Legislators will get an overview of existing trade relations and agreements, as well as ongoing trade negotiations; including a status report on Brexit negotiations. (Wednesday)
The Portfolio Committee on Police will be briefed by the Minister and SAPS on the 2019 Annual Crime Stats. No doubt the recent spike in violence will feature strongly in the meeting. Last year, the minister reported that of the top 10 stations with the highest murder rates, seven stations were in Cape Town, two stations in KwaZulu-Natal and one in the Eastern Cape. With 308 murders, Nyanga remained the station with the highest murder rate. (Thursday)
The Portfolio Committee on Higher Education, Science and Technology will host a colloquium on the Fourth Industrial Revolution.
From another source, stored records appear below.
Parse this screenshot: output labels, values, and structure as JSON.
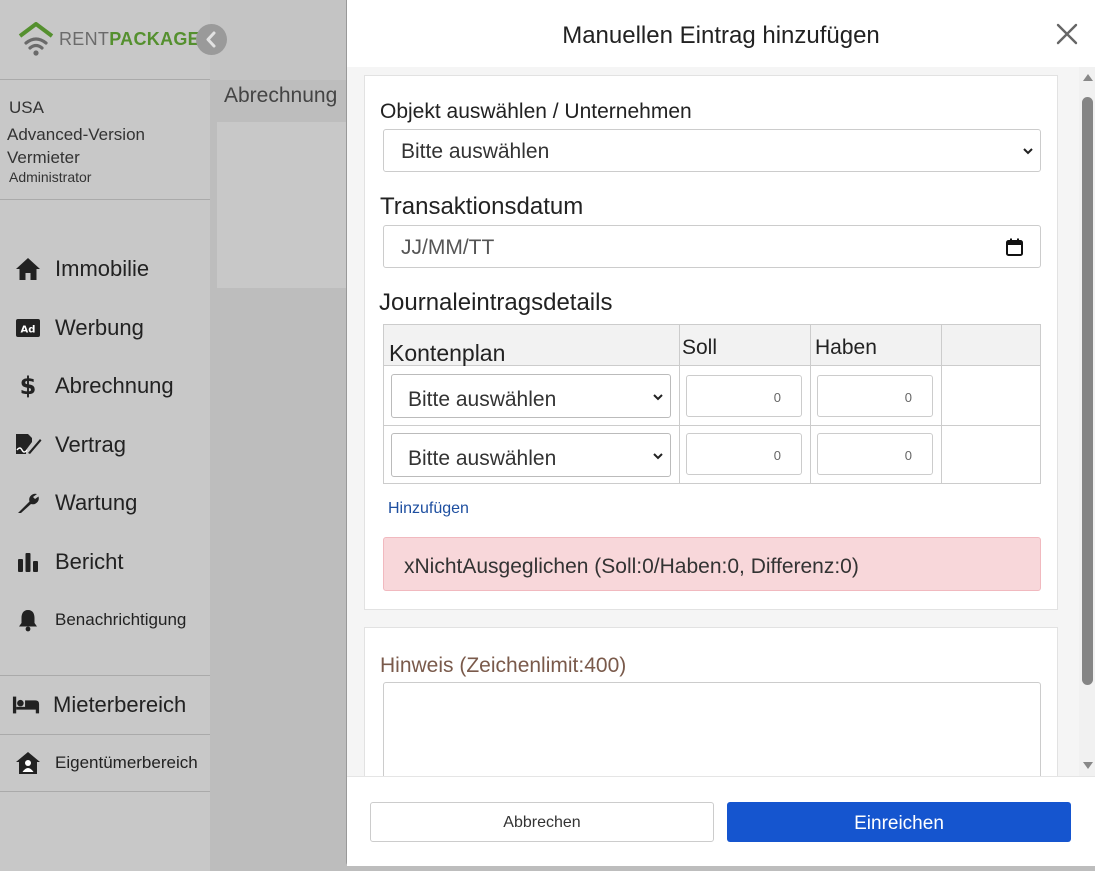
{
  "app": {
    "logo_rent": "RENT",
    "logo_package": "PACKAGE",
    "breadcrumb": "Abrechnung"
  },
  "user": {
    "country": "USA",
    "plan": "Advanced-Version",
    "role": "Vermieter",
    "role_sub": "Administrator"
  },
  "nav": {
    "items": [
      {
        "label": "Immobilie",
        "icon": "home-icon"
      },
      {
        "label": "Werbung",
        "icon": "ad-icon"
      },
      {
        "label": "Abrechnung",
        "icon": "dollar-icon"
      },
      {
        "label": "Vertrag",
        "icon": "contract-sign-icon"
      },
      {
        "label": "Wartung",
        "icon": "wrench-icon"
      },
      {
        "label": "Bericht",
        "icon": "bar-chart-icon"
      },
      {
        "label": "Benachrichtigung",
        "icon": "bell-icon"
      }
    ],
    "tenant_area": "Mieterbereich",
    "owner_area": "Eigentümerbereich"
  },
  "modal": {
    "title": "Manuellen Eintrag hinzufügen",
    "object_label": "Objekt auswählen / Unternehmen",
    "object_value": "Bitte auswählen",
    "date_label": "Transaktionsdatum",
    "date_placeholder": "JJ/MM/TT",
    "journal_label": "Journaleintragsdetails",
    "table": {
      "headers": [
        "Kontenplan",
        "Soll",
        "Haben",
        ""
      ],
      "rows": [
        {
          "account": "Bitte auswählen",
          "debit": "0",
          "credit": "0"
        },
        {
          "account": "Bitte auswählen",
          "debit": "0",
          "credit": "0"
        }
      ]
    },
    "add_link": "Hinzufügen",
    "alert": "xNichtAusgeglichen (Soll:0/Haben:0, Differenz:0)",
    "note_label": "Hinweis (Zeichenlimit:400)",
    "cancel": "Abbrechen",
    "submit": "Einreichen"
  },
  "colors": {
    "brand_green": "#55902f",
    "primary_blue": "#1555cf",
    "alert_bg": "#f8d7da",
    "link_blue": "#1e4fa0"
  }
}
This is the latest instalment in a series of round table discussions that Parliament has hosted with the relevant government and industry stakeholders on the Fourth Industrial Revolution, in order to assess the progress made to date and the impact on the work of Parliament, state institutions, the private and business sectors and society at large. (Friday) DM
View the full schedule here
This summary is based on the schedule as it is published on Monday morning. The programme is subject to frequent updating so the link above needs to be checked daily to confirm the programme for the day
"Most people were raised to think they are not worthy. School is a process of taking beautiful kids who are filled with life and beating them into happy slavery. That's as true of a twenty-five-thousand-dollar-a-year executive as it is for the poorest" ~ Studs Terkel